▶ _MATERIAL FOR THE TASK_

■ ■ ■ ■

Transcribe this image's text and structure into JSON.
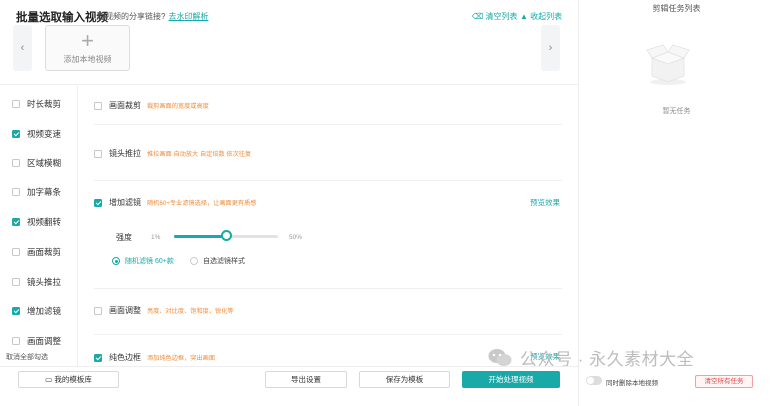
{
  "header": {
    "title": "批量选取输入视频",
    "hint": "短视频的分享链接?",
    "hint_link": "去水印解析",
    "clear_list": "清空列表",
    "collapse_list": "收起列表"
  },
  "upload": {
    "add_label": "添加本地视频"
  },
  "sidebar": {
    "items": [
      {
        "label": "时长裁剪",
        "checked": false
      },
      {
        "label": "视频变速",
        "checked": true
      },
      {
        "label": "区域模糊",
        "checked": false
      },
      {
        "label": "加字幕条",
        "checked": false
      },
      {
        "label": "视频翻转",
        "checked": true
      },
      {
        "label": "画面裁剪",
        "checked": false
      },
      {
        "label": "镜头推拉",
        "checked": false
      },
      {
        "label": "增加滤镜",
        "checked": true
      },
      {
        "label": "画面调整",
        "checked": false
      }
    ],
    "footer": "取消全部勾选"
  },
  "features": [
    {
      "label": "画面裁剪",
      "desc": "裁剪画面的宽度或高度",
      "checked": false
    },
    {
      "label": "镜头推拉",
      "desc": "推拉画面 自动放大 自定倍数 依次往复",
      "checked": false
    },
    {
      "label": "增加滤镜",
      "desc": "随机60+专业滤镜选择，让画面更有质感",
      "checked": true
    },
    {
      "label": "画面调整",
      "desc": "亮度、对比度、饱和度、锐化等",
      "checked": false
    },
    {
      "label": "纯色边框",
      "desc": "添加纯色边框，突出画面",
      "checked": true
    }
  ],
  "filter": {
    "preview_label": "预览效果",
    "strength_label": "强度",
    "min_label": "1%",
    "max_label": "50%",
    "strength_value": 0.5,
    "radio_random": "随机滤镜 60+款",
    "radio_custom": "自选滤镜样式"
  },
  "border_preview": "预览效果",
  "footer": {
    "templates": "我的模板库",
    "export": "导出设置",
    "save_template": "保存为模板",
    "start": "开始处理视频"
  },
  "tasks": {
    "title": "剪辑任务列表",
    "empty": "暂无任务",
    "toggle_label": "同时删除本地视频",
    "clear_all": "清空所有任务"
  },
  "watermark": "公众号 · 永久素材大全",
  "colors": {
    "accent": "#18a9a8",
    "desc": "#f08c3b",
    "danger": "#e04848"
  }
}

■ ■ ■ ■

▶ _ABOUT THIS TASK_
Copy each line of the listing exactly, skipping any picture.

▶ _EXERCISE SOLUTION_
Transcribe this image's text and structure into JSON.
{
  "header": {
    "title": "批量选取输入视频",
    "hint": "短视频的分享链接?",
    "hint_link": "去水印解析",
    "clear_list": "清空列表",
    "collapse_list": "收起列表"
  },
  "upload": {
    "add_label": "添加本地视频"
  },
  "sidebar": {
    "items": [
      {
        "label": "时长裁剪",
        "checked": false
      },
      {
        "label": "视频变速",
        "checked": true
      },
      {
        "label": "区域模糊",
        "checked": false
      },
      {
        "label": "加字幕条",
        "checked": false
      },
      {
        "label": "视频翻转",
        "checked": true
      },
      {
        "label": "画面裁剪",
        "checked": false
      },
      {
        "label": "镜头推拉",
        "checked": false
      },
      {
        "label": "增加滤镜",
        "checked": true
      },
      {
        "label": "画面调整",
        "checked": false
      }
    ],
    "footer": "取消全部勾选"
  },
  "features": [
    {
      "label": "画面裁剪",
      "desc": "裁剪画面的宽度或高度",
      "checked": false
    },
    {
      "label": "镜头推拉",
      "desc": "推拉画面 自动放大 自定倍数 依次往复",
      "checked": false
    },
    {
      "label": "增加滤镜",
      "desc": "随机60+专业滤镜选择，让画面更有质感",
      "checked": true
    },
    {
      "label": "画面调整",
      "desc": "亮度、对比度、饱和度、锐化等",
      "checked": false
    },
    {
      "label": "纯色边框",
      "desc": "添加纯色边框，突出画面",
      "checked": true
    }
  ],
  "filter": {
    "preview_label": "预览效果",
    "strength_label": "强度",
    "min_label": "1%",
    "max_label": "50%",
    "strength_value": 0.5,
    "radio_random": "随机滤镜 60+款",
    "radio_custom": "自选滤镜样式"
  },
  "border_preview": "预览效果",
  "footer": {
    "templates": "我的模板库",
    "export": "导出设置",
    "save_template": "保存为模板",
    "start": "开始处理视频"
  },
  "tasks": {
    "title": "剪辑任务列表",
    "empty": "暂无任务",
    "toggle_label": "同时删除本地视频",
    "clear_all": "清空所有任务"
  },
  "watermark": "公众号 · 永久素材大全",
  "colors": {
    "accent": "#18a9a8",
    "desc": "#f08c3b",
    "danger": "#e04848"
  }
}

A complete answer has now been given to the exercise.